• YOUR ASSIGNMENT:
What you print should match the entries exactly, only without the pictures.

(Items from an interface collection)

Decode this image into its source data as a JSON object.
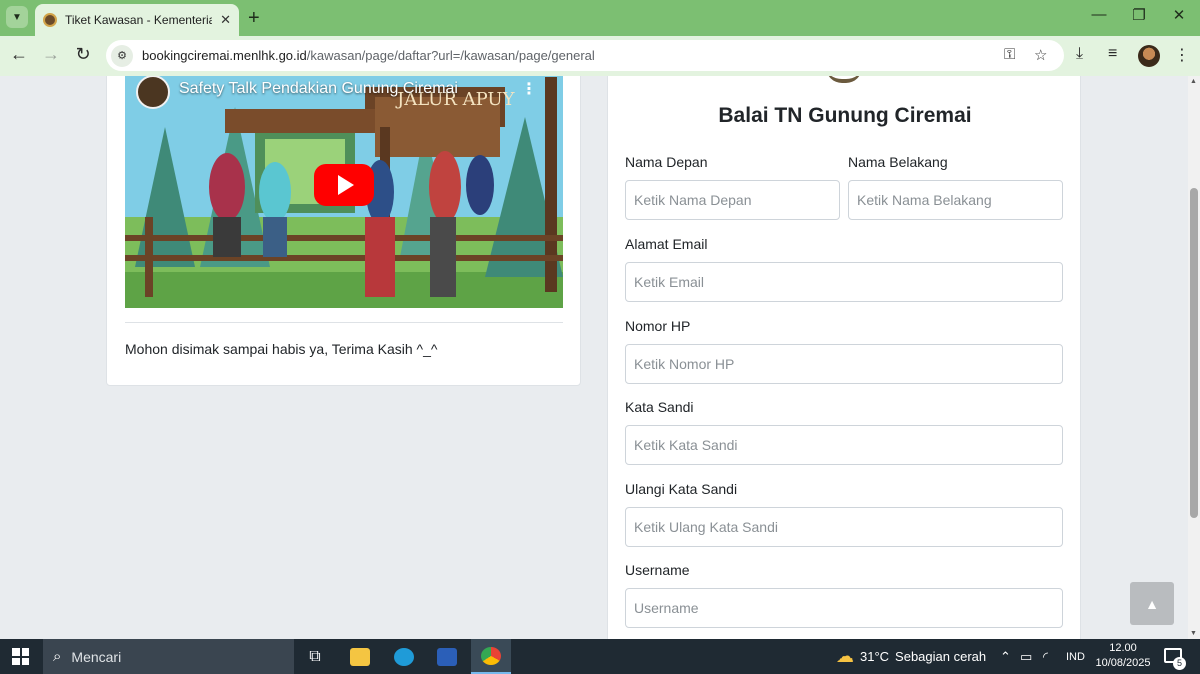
{
  "browser": {
    "tab_title": "Tiket Kawasan - Kementerian Li",
    "url_host": "bookingciremai.menlhk.go.id",
    "url_path": "/kawasan/page/daftar?url=/kawasan/page/general"
  },
  "video": {
    "title": "Safety Talk Pendakian Gunung Ciremai",
    "sign_text": "JALUR APUY",
    "caption": "Mohon disimak sampai habis ya, Terima Kasih ^_^"
  },
  "form": {
    "title": "Balai TN Gunung Ciremai",
    "fields": [
      {
        "label": "Nama Depan",
        "placeholder": "Ketik Nama Depan"
      },
      {
        "label": "Nama Belakang",
        "placeholder": "Ketik Nama Belakang"
      },
      {
        "label": "Alamat Email",
        "placeholder": "Ketik Email"
      },
      {
        "label": "Nomor HP",
        "placeholder": "Ketik Nomor HP"
      },
      {
        "label": "Kata Sandi",
        "placeholder": "Ketik Kata Sandi"
      },
      {
        "label": "Ulangi Kata Sandi",
        "placeholder": "Ketik Ulang Kata Sandi"
      },
      {
        "label": "Username",
        "placeholder": "Username"
      }
    ]
  },
  "taskbar": {
    "search_label": "Mencari",
    "weather_temp": "31°C",
    "weather_desc": "Sebagian cerah",
    "language": "IND",
    "time": "12.00",
    "date": "10/08/2025",
    "notification_count": "5"
  },
  "colors": {
    "titlebar": "#7cbf72",
    "toolbar": "#e3f3df",
    "taskbar": "#1f2a33",
    "play": "#ff0000"
  }
}
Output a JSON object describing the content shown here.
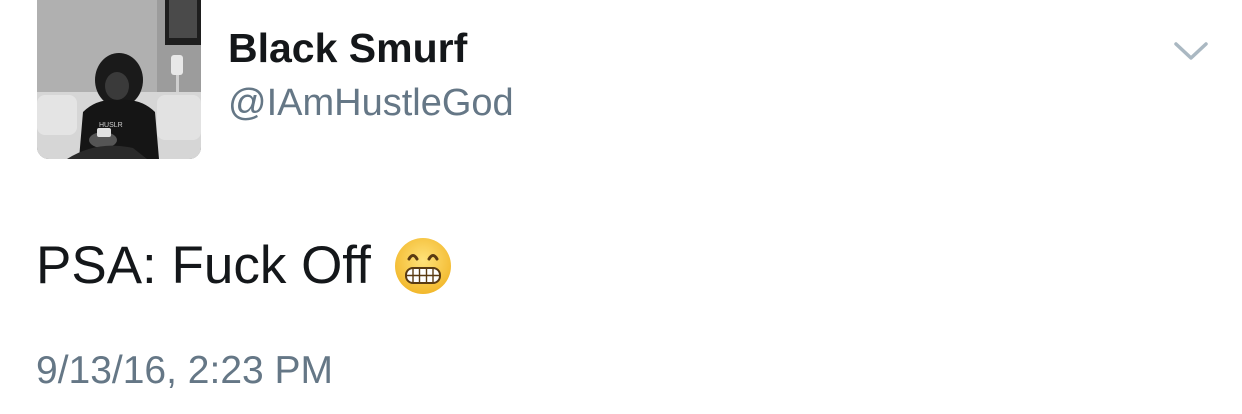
{
  "tweet": {
    "display_name": "Black Smurf",
    "handle": "@IAmHustleGod",
    "text": "PSA: Fuck Off",
    "emoji": "grimacing-face-emoji",
    "timestamp": "9/13/16, 2:23 PM",
    "avatar_shirt_text": "HUSLR"
  },
  "icons": {
    "menu": "chevron-down-icon"
  },
  "colors": {
    "name": "#14171a",
    "secondary": "#657786",
    "chevron": "#aab8c2",
    "emoji_face": "#f7c948"
  }
}
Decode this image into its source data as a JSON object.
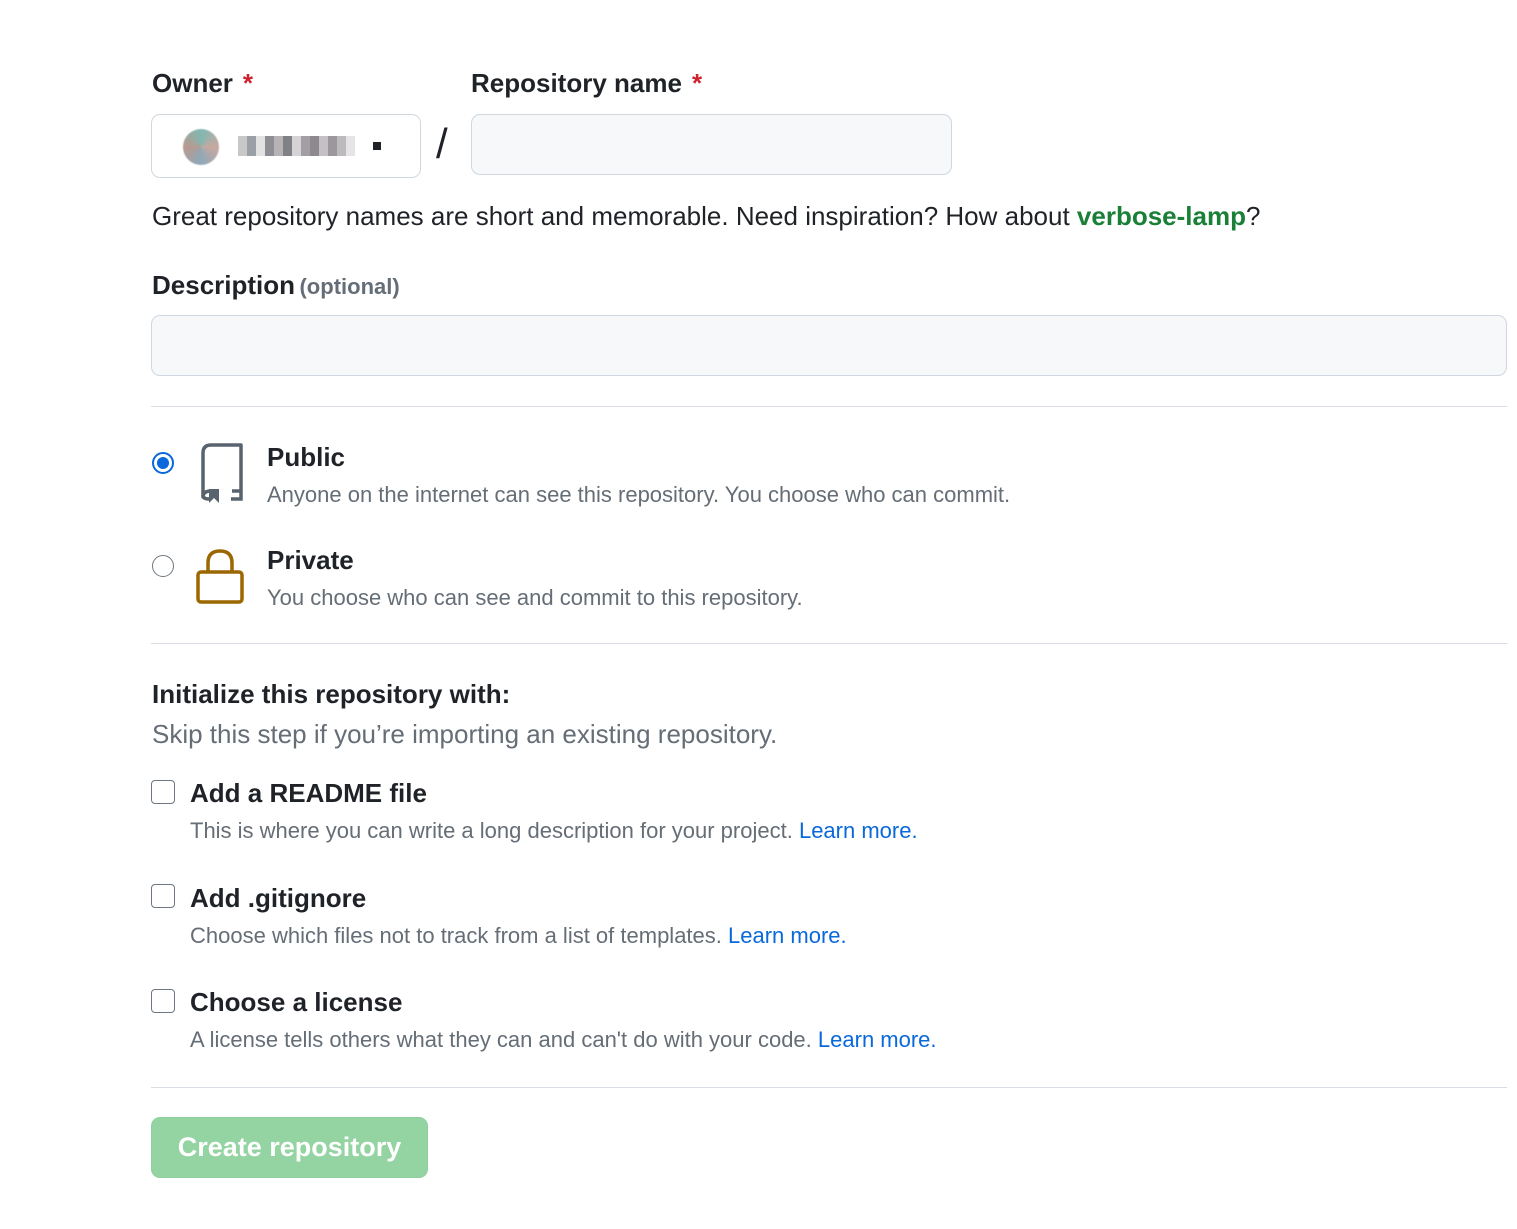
{
  "owner": {
    "label": "Owner",
    "required_mark": "*",
    "value": "",
    "avatar_icon": "user-avatar"
  },
  "repo_name": {
    "label": "Repository name",
    "required_mark": "*",
    "value": "",
    "placeholder": ""
  },
  "separator": "/",
  "name_hint": {
    "text": "Great repository names are short and memorable. Need inspiration? How about ",
    "suggestion": "verbose-lamp",
    "suffix": "?"
  },
  "description": {
    "label": "Description",
    "optional": "(optional)",
    "value": ""
  },
  "visibility": {
    "selected": "public",
    "options": [
      {
        "id": "public",
        "title": "Public",
        "description": "Anyone on the internet can see this repository. You choose who can commit.",
        "icon": "repo-icon"
      },
      {
        "id": "private",
        "title": "Private",
        "description": "You choose who can see and commit to this repository.",
        "icon": "lock-icon"
      }
    ]
  },
  "initialize": {
    "title": "Initialize this repository with:",
    "subtitle": "Skip this step if you’re importing an existing repository.",
    "options": [
      {
        "title": "Add a README file",
        "description": "This is where you can write a long description for your project. ",
        "link": "Learn more.",
        "checked": false
      },
      {
        "title": "Add .gitignore",
        "description": "Choose which files not to track from a list of templates. ",
        "link": "Learn more.",
        "checked": false
      },
      {
        "title": "Choose a license",
        "description": "A license tells others what they can and can't do with your code. ",
        "link": "Learn more.",
        "checked": false
      }
    ]
  },
  "submit": {
    "label": "Create repository",
    "enabled": false
  },
  "colors": {
    "required": "#cf222e",
    "suggestion": "#1a7f37",
    "link": "#0969da",
    "radio_selected": "#0969da",
    "lock_icon": "#9a6700",
    "button_disabled": "#94d3a2"
  }
}
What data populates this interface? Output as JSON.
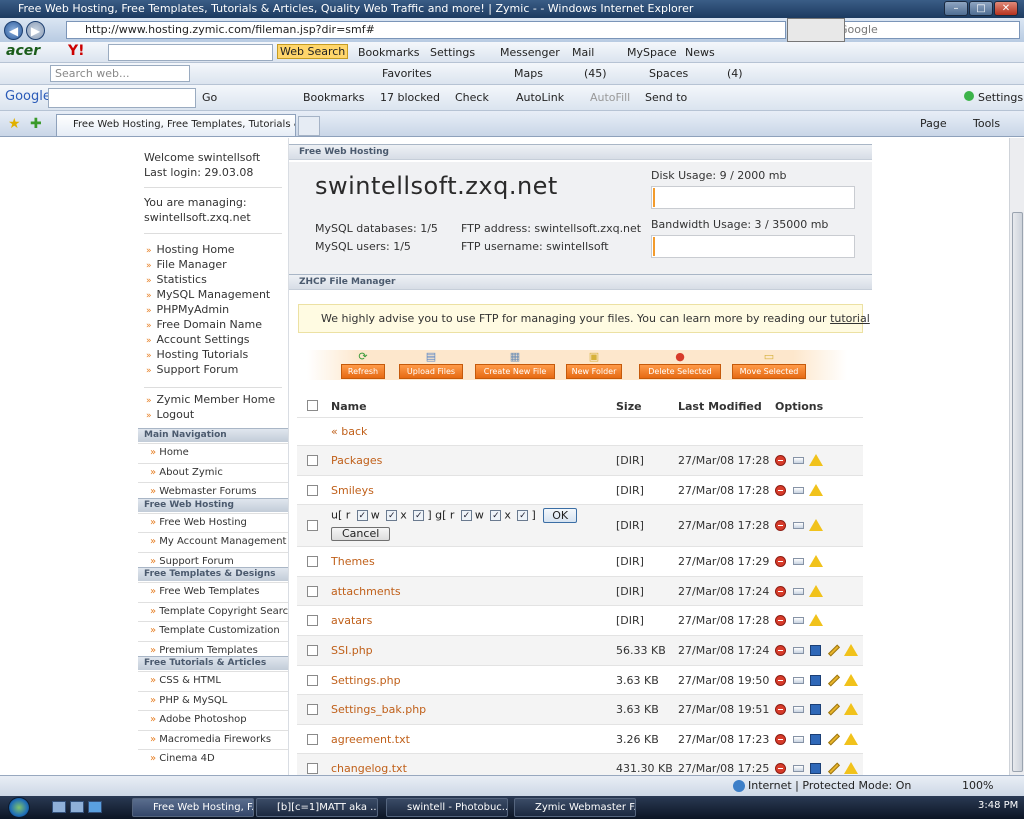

• ANSWER TO THE PROBLEM:
Decode this image into its source data as a JSON object.
{
  "browser": {
    "tab_title": "Tiket Kawasan - Kementerian Li",
    "url_host": "bookingciremai.menlhk.go.id",
    "url_path": "/kawasan/page/daftar?url=/kawasan/page/general"
  },
  "video": {
    "title": "Safety Talk Pendakian Gunung Ciremai",
    "sign_text": "JALUR APUY",
    "caption": "Mohon disimak sampai habis ya, Terima Kasih ^_^"
  },
  "form": {
    "title": "Balai TN Gunung Ciremai",
    "fields": [
      {
        "label": "Nama Depan",
        "placeholder": "Ketik Nama Depan"
      },
      {
        "label": "Nama Belakang",
        "placeholder": "Ketik Nama Belakang"
      },
      {
        "label": "Alamat Email",
        "placeholder": "Ketik Email"
      },
      {
        "label": "Nomor HP",
        "placeholder": "Ketik Nomor HP"
      },
      {
        "label": "Kata Sandi",
        "placeholder": "Ketik Kata Sandi"
      },
      {
        "label": "Ulangi Kata Sandi",
        "placeholder": "Ketik Ulang Kata Sandi"
      },
      {
        "label": "Username",
        "placeholder": "Username"
      }
    ]
  },
  "taskbar": {
    "search_label": "Mencari",
    "weather_temp": "31°C",
    "weather_desc": "Sebagian cerah",
    "language": "IND",
    "time": "12.00",
    "date": "10/08/2025",
    "notification_count": "5"
  },
  "colors": {
    "titlebar": "#7cbf72",
    "toolbar": "#e3f3df",
    "taskbar": "#1f2a33",
    "play": "#ff0000"
  }
}
Output a JSON object describing the content shown here.
{
  "tweet": {
    "display_name": "Black Smurf",
    "handle": "@IAmHustleGod",
    "text": "PSA: Fuck Off",
    "emoji": "grimacing-face-emoji",
    "timestamp": "9/13/16, 2:23 PM",
    "avatar_shirt_text": "HUSLR"
  },
  "icons": {
    "menu": "chevron-down-icon"
  },
  "colors": {
    "name": "#14171a",
    "secondary": "#657786",
    "chevron": "#aab8c2",
    "emoji_face": "#f7c948"
  }
}
Decode this image into its source data as a JSON object.
{
  "owner": {
    "label": "Owner",
    "required_mark": "*",
    "value": "",
    "avatar_icon": "user-avatar"
  },
  "repo_name": {
    "label": "Repository name",
    "required_mark": "*",
    "value": "",
    "placeholder": ""
  },
  "separator": "/",
  "name_hint": {
    "text": "Great repository names are short and memorable. Need inspiration? How about ",
    "suggestion": "verbose-lamp",
    "suffix": "?"
  },
  "description": {
    "label": "Description",
    "optional": "(optional)",
    "value": ""
  },
  "visibility": {
    "selected": "public",
    "options": [
      {
        "id": "public",
        "title": "Public",
        "description": "Anyone on the internet can see this repository. You choose who can commit.",
        "icon": "repo-icon"
      },
      {
        "id": "private",
        "title": "Private",
        "description": "You choose who can see and commit to this repository.",
        "icon": "lock-icon"
      }
    ]
  },
  "initialize": {
    "title": "Initialize this repository with:",
    "subtitle": "Skip this step if you’re importing an existing repository.",
    "options": [
      {
        "title": "Add a README file",
        "description": "This is where you can write a long description for your project. ",
        "link": "Learn more.",
        "checked": false
      },
      {
        "title": "Add .gitignore",
        "description": "Choose which files not to track from a list of templates. ",
        "link": "Learn more.",
        "checked": false
      },
      {
        "title": "Choose a license",
        "description": "A license tells others what they can and can't do with your code. ",
        "link": "Learn more.",
        "checked": false
      }
    ]
  },
  "submit": {
    "label": "Create repository",
    "enabled": false
  },
  "colors": {
    "required": "#cf222e",
    "suggestion": "#1a7f37",
    "link": "#0969da",
    "radio_selected": "#0969da",
    "lock_icon": "#9a6700",
    "button_disabled": "#94d3a2"
  }
}
What data populates this interface? Output as JSON.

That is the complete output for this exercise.